Catholics of Hispanic/Latino descent are in the midst of celebrating Hispanic Heritage Month in the United States. Running from 15 September to 15 October, the annual observance provides Catholic Hispanic/Latinos the opportunity of exploring their own contribution in the life of the wider Catholic community in the country.
This year, the month has significant meaning as the Hispanic/Latino Catholic community continues to process the national V Encuentro of Hispanic/Latino Ministry that took place in 2018. This year’s observance, however, also coincides with the publication of Pope Francis’s new Encyclical Fratelli tutti.
In an interview with Bishop Cepeda, Auxiliary Bishop of the Archdiocese of Detroit and Chairman of the United States Bishops’ Subcommittee on Hispanic Affairs, explains the gifts that Hispanic/Latino Catholics contribute. These gifts fit in well with Pope Francis’s proposal of fraternity and social friendship in the Encyclical and are well understood by Hispanic/Latino Catholics because, as Bishop Cepeda says, “the Pope speaks our language”.
Context of Hispanic/Latino Catholics in the U.S.
Hispanic Heritage Month highlights the “historic and current contribution of Hispanic and Latinos and their leadership in all spheres of our Church and our society”, Bishop Cepeda says. In preparation for the last V Encuentro in 2018, he says that significant demographic research was conducted. That research shows that “from 1990 to 2016 the U.S. Hispanic/Latino Catholic population increased by about 13.7 million, while the overall U.S. Catholic population only increased by about 3.6 million.”
This growth is “something to be celebrated”, the Bishop continues. In 2016, about 52% of the general Hispanic/Latino population identified themselves as Catholic when surveyed. If the Hispanic/Latino population continues to grow at the same rate, they will represent about 60% of the Catholic population in the U.S. in the year 2040, Bishop Cepeda says.
The most important gift that Hispanic/Latino Catholics bring to the Church in the U.S. is the faith, Bishop Cepeda says.
“We celebrate our faith within our Church, in our communities. We celebrate our faith with our families, and we want to continue to celebrate our faith in the larger context of our society.”
Bishop Cepeda then says one of the greatest gifts is the “sense of community…that sense of being together, of solidarity, of being united with our own planet, celebrating and respecting life, our own Catholic traditions, our great love for Our Lady and the celebration of our faith through the sacraments.”
This is a sign of hope, the Bishop says, in a society divided by racism that is also grappling with Covid. “We find strength within our families”, he said, “and I think that’s one of the greatest gifts – and that openness to talk to one another, to listen to one another and to be able to encounter one another.”
Latinos with a Latino Pope
It was with “great joy” that the Hispanic/Latino population in the U.S. received the news that a fellow Latino had been elected Pope in 2013.
“He speaks our language.
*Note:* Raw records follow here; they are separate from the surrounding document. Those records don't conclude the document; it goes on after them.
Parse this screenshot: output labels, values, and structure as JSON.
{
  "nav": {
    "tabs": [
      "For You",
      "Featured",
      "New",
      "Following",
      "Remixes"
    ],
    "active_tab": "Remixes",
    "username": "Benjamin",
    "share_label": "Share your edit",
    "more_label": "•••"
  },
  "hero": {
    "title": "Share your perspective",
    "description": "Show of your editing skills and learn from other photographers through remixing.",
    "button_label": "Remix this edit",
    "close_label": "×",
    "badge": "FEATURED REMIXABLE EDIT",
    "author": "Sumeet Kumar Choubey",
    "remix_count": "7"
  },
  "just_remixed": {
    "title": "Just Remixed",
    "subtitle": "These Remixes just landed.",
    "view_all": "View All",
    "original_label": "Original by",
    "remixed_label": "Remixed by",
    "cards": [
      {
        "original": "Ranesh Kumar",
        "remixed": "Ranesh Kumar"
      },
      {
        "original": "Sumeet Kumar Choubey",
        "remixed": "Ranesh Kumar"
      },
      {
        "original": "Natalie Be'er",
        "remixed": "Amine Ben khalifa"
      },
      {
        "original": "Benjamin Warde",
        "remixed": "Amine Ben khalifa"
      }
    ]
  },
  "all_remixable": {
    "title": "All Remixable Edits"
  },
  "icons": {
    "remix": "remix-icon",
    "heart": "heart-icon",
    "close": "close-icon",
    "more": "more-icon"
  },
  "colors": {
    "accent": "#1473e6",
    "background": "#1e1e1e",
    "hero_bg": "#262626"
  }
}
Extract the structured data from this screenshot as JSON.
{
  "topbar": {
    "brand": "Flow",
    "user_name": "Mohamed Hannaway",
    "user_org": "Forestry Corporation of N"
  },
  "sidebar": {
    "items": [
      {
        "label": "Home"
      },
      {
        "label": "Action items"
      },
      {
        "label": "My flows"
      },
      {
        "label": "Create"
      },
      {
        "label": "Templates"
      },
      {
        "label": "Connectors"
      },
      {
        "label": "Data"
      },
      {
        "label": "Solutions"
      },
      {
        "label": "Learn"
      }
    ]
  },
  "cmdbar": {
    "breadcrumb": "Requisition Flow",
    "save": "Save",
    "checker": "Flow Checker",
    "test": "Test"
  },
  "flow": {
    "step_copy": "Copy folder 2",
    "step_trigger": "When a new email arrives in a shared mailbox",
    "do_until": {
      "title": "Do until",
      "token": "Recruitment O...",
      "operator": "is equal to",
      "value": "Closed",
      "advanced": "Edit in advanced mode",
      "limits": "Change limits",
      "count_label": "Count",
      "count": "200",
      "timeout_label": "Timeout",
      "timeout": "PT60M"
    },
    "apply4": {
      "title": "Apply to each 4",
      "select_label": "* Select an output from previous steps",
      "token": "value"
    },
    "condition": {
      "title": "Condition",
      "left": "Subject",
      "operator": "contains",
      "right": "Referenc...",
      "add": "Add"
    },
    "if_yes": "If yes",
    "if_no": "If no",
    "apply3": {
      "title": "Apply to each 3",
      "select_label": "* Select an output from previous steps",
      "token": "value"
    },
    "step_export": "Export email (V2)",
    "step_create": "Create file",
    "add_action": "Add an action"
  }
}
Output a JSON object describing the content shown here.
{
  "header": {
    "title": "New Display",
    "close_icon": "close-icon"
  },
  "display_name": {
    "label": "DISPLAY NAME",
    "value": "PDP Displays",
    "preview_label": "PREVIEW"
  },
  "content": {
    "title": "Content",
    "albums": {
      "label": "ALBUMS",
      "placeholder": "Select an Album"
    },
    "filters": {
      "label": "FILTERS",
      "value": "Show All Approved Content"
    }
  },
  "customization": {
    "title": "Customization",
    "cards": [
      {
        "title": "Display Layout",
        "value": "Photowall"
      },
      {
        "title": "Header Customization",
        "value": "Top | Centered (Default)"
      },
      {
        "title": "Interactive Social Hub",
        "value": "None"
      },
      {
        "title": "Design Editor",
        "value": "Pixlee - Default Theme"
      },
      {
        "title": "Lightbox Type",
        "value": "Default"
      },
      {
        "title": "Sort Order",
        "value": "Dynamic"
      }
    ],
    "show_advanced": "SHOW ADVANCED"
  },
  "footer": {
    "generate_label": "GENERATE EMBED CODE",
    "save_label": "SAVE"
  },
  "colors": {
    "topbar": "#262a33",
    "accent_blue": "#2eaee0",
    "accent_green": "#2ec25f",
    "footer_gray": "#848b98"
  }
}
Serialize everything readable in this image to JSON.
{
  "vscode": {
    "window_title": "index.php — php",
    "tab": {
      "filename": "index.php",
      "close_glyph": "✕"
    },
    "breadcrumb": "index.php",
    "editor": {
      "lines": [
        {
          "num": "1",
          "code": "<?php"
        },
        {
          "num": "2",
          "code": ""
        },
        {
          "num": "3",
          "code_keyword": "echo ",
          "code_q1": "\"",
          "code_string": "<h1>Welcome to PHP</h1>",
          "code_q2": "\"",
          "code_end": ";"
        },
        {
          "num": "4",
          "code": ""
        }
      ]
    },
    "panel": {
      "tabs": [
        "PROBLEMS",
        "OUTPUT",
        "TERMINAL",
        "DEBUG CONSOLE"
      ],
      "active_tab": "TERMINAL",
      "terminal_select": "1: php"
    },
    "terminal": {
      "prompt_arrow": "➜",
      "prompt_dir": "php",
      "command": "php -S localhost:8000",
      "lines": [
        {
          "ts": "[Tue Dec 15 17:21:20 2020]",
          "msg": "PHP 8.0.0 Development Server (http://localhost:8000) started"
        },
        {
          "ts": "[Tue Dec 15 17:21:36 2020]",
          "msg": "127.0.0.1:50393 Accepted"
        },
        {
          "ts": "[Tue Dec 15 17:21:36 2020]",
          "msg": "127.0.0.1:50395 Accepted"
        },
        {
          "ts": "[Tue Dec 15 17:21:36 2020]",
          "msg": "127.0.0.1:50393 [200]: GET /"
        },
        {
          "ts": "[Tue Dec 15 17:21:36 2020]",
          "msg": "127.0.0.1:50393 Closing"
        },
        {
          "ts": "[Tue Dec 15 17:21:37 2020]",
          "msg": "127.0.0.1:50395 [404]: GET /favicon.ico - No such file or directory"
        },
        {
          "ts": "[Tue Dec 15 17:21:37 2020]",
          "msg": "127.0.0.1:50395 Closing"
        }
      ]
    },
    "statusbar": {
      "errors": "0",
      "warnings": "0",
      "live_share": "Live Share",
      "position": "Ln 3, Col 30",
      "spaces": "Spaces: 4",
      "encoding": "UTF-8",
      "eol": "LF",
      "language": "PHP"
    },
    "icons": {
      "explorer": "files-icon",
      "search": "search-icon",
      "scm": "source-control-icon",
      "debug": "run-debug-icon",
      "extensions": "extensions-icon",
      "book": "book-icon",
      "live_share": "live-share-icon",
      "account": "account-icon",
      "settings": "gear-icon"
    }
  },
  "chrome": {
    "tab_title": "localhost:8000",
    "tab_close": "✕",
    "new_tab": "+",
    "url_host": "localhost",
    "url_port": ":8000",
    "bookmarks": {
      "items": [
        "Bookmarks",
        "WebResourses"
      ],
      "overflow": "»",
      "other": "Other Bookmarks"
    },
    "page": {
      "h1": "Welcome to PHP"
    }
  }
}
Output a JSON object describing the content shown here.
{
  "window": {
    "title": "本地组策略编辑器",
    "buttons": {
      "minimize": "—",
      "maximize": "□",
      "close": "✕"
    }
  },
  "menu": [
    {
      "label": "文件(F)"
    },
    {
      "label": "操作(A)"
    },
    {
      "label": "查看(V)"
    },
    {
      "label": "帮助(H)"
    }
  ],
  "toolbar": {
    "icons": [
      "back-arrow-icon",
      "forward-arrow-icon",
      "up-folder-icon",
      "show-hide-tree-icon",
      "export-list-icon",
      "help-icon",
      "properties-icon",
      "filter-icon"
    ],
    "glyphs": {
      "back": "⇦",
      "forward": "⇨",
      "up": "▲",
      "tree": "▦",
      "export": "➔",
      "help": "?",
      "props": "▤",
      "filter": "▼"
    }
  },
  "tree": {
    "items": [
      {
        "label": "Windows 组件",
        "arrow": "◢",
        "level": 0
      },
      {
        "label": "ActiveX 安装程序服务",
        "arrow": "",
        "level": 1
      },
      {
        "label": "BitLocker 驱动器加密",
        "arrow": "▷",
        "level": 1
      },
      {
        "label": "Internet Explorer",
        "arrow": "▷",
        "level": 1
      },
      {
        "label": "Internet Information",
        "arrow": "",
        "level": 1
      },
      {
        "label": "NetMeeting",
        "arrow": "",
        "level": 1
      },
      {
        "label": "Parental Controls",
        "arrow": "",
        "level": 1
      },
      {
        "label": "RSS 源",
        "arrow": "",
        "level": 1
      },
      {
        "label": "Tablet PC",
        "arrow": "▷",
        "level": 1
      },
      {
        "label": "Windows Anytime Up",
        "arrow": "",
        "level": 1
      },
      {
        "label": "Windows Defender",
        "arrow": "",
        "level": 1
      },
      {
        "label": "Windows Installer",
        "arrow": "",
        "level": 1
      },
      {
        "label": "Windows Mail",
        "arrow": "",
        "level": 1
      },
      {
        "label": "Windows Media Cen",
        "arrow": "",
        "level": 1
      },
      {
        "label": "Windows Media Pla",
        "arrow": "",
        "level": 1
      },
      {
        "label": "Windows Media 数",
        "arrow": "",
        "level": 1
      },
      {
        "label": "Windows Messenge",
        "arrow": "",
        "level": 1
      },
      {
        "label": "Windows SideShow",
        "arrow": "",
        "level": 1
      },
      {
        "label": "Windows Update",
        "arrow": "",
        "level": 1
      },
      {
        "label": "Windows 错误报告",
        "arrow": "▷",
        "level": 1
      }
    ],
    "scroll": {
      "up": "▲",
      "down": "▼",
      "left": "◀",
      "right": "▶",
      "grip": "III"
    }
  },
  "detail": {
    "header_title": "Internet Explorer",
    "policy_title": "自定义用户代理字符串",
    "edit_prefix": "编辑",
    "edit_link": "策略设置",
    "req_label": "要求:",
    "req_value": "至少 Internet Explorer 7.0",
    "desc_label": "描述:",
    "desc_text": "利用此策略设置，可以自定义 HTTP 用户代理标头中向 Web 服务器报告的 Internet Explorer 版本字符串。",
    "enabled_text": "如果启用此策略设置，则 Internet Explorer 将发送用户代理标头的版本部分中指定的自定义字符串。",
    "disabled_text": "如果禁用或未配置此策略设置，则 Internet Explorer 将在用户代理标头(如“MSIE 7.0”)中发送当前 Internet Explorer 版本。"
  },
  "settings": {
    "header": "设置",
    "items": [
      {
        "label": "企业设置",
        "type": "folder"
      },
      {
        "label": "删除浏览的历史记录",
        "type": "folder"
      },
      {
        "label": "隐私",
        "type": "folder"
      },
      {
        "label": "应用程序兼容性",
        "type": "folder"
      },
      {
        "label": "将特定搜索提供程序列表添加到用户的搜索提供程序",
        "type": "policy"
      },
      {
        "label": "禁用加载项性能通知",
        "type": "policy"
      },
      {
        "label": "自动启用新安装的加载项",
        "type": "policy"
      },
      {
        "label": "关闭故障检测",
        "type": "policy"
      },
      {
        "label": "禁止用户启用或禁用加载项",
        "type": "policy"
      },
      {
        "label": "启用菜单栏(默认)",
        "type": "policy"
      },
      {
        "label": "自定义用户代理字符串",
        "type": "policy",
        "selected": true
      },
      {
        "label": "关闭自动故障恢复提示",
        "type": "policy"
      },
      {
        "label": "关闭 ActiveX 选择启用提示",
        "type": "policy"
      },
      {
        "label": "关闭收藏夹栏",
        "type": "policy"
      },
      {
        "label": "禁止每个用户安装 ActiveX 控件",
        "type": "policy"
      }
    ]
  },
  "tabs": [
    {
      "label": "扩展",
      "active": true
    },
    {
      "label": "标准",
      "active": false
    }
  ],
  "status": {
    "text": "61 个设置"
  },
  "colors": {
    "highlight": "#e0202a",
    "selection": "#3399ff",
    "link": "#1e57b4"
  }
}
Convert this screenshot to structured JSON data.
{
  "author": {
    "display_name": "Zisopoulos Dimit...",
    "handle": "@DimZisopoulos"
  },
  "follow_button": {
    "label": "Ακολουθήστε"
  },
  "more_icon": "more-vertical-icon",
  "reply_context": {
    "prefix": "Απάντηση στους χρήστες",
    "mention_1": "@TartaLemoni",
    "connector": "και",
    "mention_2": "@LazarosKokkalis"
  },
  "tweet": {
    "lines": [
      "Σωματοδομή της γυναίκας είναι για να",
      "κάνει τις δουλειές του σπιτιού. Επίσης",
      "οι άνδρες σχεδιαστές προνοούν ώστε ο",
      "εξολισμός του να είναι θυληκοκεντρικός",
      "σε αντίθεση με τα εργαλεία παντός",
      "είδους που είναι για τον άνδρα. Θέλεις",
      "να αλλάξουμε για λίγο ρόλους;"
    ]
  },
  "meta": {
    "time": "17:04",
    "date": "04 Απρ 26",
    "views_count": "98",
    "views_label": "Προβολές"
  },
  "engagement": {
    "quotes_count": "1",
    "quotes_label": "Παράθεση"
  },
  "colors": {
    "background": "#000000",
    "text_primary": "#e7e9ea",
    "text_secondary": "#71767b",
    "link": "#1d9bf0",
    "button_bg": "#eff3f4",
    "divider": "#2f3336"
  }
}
He knows our hearts and we are together with him. … The best thing about Evangelii gaudium when he talks about a culture of encounter, he’s speaking our language. And I think that’s so important for us when he invites us to take the first step, to go as a Church that is not afraid to be missionary, that is not afraid to take that first step, to primeriar. We understand that language. And I think that really helps us to move forward as missionary disciples.”